Scientists think of Leibniz as Newton’s rival in inventing calculus, and barely think of Spinoza at all. But they were both among the most influential philosophers of all time.
Leibniz published books and treatises, but much of what we know of his philosophy comes in the form of letters. I’ve joked that he invented the calculus on the back of a cocktail napkin in the corporate lounge while his flight from Paris to Hanover was delayed, and that of course was an exaggeration for comic effect.
It wasn’t the calculus, but a dialogue on theology, and it was on a yacht from London to Rotterdam that was held fast in port by headwinds.
The two men came started from different launching points, but ended up arriving at very similar philosophies.
Spinoza’s naturalism lead him to atheism, but Leibniz came to Spinoza via his theism. That is, Leibniz found himself desperately trying to come up with an argument that showed that his own philosophy was not threatened by the spectre of Spinozism, but his philosophical commitments, especially those concerning the nature of God, meant his options were limited.
Foremost among those commitments was the Principle of Sufficient Reason: the idea that nothing is “just because,” there is always an intelligible reason for everything feature of the world. It sounds innocent enough, but takes you to dangerous places if you buy into it with all your heart.
As far as I can tell, the PSR is not especially popular in respectable philosophical circles these days, but it is still hanging in there. It’s basically the foundation for Paul Davies’s claim that any respectable laws of physics must have a good reason for being the way they are. I don’t agree, myself; it might be true, but I’m very open to the possibility that the final product of our investigation into the ultimate workings of nature will be a set of rules that could easily have been different, but they simply are they way they are. At the very least, I would strongly defend the proposition that we should be open to this possibility; whether or not there is a small set of brute facts about the universe that lack any underlying justification, there is certainly no good reason to deny that scenario on the basis of pure thought, before we know what the ultimate rules actually are.

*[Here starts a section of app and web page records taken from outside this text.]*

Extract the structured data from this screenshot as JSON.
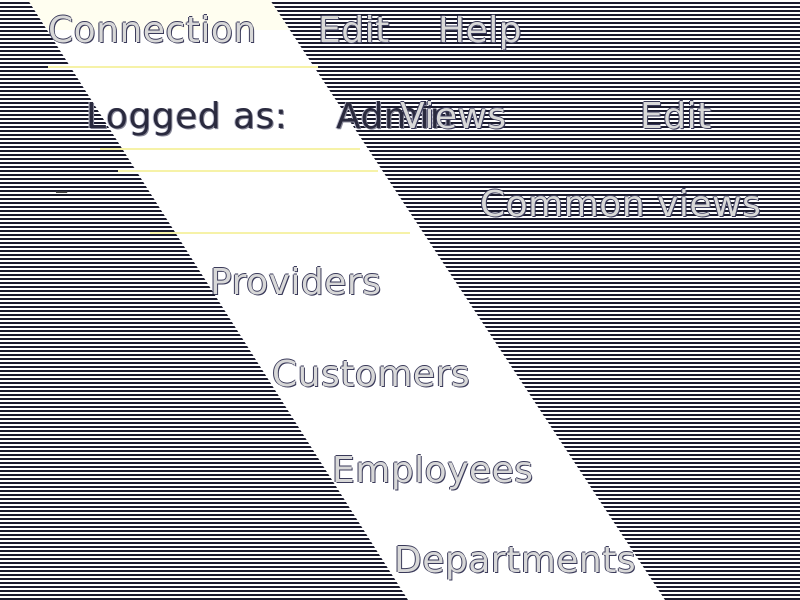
{
  "menubar": {
    "connection": "Connection",
    "edit": "Edit",
    "help": "Help"
  },
  "toolbar": {
    "logged_label": "Logged as:",
    "logged_user": "Admin",
    "views": "Views",
    "edit": "Edit"
  },
  "tree": {
    "toggle": "−",
    "group": "Common views",
    "items": [
      "Providers",
      "Customers",
      "Employees",
      "Departments"
    ]
  }
}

At a more casual level, the PSR shows up in the common belief that everything happens for a reason. That’s where the pernicious side of this purportedly sunny philosophy rears its head: if everything has a purpose, even the most terrible random events require an explanation, and from there it’s a short road to the urge to put the blame on someone. Or, on the flip side, to kill ’em all and let God sort them out. One day, when human beings have universally adopted an enlightened materialist view of the cosmos and have developed a corresponding system of ethics and morality, an important piece of the puzzle will be an acceptance of randomness and contingency. All is not for the best, in the best of all possible worlds, and that leaves it up to us to try to make things better.